(Beginning of Dataset)

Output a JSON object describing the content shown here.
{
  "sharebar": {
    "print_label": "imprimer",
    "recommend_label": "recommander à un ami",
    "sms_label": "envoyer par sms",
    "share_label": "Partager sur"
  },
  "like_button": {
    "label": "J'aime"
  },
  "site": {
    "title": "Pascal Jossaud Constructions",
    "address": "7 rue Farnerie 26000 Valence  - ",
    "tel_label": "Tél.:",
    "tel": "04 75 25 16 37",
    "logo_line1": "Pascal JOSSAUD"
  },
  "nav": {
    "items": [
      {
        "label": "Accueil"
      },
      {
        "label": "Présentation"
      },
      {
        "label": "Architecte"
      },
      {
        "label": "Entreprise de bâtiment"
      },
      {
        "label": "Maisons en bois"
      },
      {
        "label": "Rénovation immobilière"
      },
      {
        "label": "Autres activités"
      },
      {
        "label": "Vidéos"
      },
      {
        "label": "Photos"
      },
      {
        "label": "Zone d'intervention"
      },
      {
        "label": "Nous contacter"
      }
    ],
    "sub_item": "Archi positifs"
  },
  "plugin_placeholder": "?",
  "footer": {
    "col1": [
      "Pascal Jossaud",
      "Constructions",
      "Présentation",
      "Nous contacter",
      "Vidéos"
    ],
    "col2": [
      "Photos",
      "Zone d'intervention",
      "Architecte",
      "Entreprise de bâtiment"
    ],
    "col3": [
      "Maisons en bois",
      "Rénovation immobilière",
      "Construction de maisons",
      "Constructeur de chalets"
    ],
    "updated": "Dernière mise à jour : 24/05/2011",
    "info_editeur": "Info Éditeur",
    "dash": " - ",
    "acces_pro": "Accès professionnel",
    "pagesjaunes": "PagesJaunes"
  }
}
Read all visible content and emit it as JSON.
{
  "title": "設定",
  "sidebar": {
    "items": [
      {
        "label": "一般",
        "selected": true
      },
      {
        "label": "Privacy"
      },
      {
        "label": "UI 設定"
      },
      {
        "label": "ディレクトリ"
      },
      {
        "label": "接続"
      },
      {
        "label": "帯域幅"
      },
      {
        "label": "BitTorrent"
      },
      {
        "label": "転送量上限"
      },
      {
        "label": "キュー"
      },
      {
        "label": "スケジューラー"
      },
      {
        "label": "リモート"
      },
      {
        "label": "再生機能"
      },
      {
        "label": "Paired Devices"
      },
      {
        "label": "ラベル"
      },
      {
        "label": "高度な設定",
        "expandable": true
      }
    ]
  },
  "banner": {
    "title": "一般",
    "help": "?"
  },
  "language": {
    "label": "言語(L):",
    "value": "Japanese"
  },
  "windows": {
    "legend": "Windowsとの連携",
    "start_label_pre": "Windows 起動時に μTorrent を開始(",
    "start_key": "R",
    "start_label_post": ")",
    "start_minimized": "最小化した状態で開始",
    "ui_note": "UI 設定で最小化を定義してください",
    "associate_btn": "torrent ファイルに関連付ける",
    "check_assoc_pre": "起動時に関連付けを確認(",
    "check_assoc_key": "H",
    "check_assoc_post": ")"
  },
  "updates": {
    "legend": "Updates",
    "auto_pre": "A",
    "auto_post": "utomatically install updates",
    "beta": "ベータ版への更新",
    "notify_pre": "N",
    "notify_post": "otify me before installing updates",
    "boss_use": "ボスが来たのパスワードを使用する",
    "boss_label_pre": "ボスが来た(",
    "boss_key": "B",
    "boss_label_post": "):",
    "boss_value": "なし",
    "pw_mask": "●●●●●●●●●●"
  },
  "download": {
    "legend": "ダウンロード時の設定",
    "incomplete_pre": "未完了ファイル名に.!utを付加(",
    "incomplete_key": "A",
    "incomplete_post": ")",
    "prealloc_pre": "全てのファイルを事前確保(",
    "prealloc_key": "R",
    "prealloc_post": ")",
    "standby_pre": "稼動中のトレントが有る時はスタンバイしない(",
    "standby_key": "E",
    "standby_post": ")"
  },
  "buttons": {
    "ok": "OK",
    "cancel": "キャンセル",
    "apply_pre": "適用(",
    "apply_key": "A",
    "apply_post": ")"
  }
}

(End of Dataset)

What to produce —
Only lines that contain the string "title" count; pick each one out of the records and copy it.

Solution for this exercise —
    "title": "Pascal Jossaud Constructions",
  "title": "設定",
    "title": "一般",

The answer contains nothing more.